Canady argues that if ORS are carefully selected and well trained, they can be a valuable asset to schools. “You have to be prepared that if you hear gunfire in your school, or hear anything else, that the switch will instantly flip and you will be the best tactical officer your department could ever hope to offer,” says Canady. . “There’s no one out there who can be perfect in all of those roles. But we’re looking for the best we can get.
But aside from training, it’s not clear that school resource officers actually improve safety. A 2021 paper by researchers from Hamline University and Minnesota Metropolitan State University looked at 133 school shootings. The study concluded there was no association between the presence of an armed officer and deterrence of violence, noting that most school shooters are themselves students, raising questions about whether the increase school safety is an effective prevention tool.
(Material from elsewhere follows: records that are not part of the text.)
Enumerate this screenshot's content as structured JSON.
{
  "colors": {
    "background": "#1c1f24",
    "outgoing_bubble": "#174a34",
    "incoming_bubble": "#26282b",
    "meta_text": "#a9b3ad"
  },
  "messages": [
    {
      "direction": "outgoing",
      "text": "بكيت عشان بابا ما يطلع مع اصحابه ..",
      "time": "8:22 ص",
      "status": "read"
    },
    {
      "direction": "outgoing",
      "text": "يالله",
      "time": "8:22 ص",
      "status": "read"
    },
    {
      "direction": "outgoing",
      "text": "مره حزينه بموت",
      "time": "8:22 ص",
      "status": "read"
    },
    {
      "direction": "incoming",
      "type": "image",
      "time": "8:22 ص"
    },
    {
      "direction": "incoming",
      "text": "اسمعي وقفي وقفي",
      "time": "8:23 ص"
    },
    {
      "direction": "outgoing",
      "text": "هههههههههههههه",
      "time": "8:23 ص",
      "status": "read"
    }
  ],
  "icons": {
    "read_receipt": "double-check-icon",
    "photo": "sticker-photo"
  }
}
READ MORE: Schools spend billions on security measures to stop mass shootings. It’s not clear that they work
Indeed, an SRO was on campus during the Parkland school shooting, where 17 people were killed, but failed to stop the shooter. Later in 2018, two police officers stationed at Santa Fe High School in Texas were praised for their bravery after taking on a school shooter and cornering him in four minutes. Yet eight students and two staff members were killed.
“We must face the truth – more militarized school environments do not address the root causes of mass violence,” Andrew Hairston, director of the Education Justice Project for Texas Appleseed, said in a statement after the shooting. ‘Uvalde.
Canady cites other examples of officers arresting school shooters, including a 2018 shooting in Great Mills High School in Maryland, in which the shooter committed suicide during a confrontation with a school resource officer after killing one student and injuring another. In another incident in 2018, a police officer in Dixon, Illinois, shot and injured a shooter who opened fire during a high school graduation rehearsal, then fled the building.
“A Herculean Task”
Not all schools focus on adding police officers. Following the 2020 murder of George Floyd, schools from Minneapolis to Portland, Oregon, pulled officers from campus, addressing concerns about over-policing, especially for black students.
Jeff Godown, who was the school’s police chief in Oakland, Calif., backed a school board vote, inspired by years of community activism, to eliminate his department — and his job — in June 2020.
Today, Godown still believes there is no need for armed officers patrolling the school hallways, dealing with day-to-day discipline issues. He understands that parents or teachers would feel more comfortable with an officer standing guard outside a school, but he fears this is not a realistic or affordable solution.
“Are you telling me that we need an armed policeman in every school – elementary and secondary – in the United States of America?” said Godown, who is now acting police chief at California State University, San Bernardino. “It would be a Herculean task to have so many officers assigned to these schools.”
He says it’s a mistake to put all the blame on ORS and the school’s “toughening up” efforts, without also addressing access to assault rifles used by gunmen in Uvalde and Parkland. “I see no need for this weapon in circulation for a civilian population,” he says, noting that the use of such weapons creates additional challenges for responders, who are likely only armed with one weapon. fist.
“Most of these people coming into the schools are heavily armed, like in this case, and sometimes the officers are underarmed from the word Go,” Godown says. “They’re going to be the first line of defense,” he says, of school resource officers. “But you can’t expect them to be the only line of defense.”
More Must-Have Stories from TIME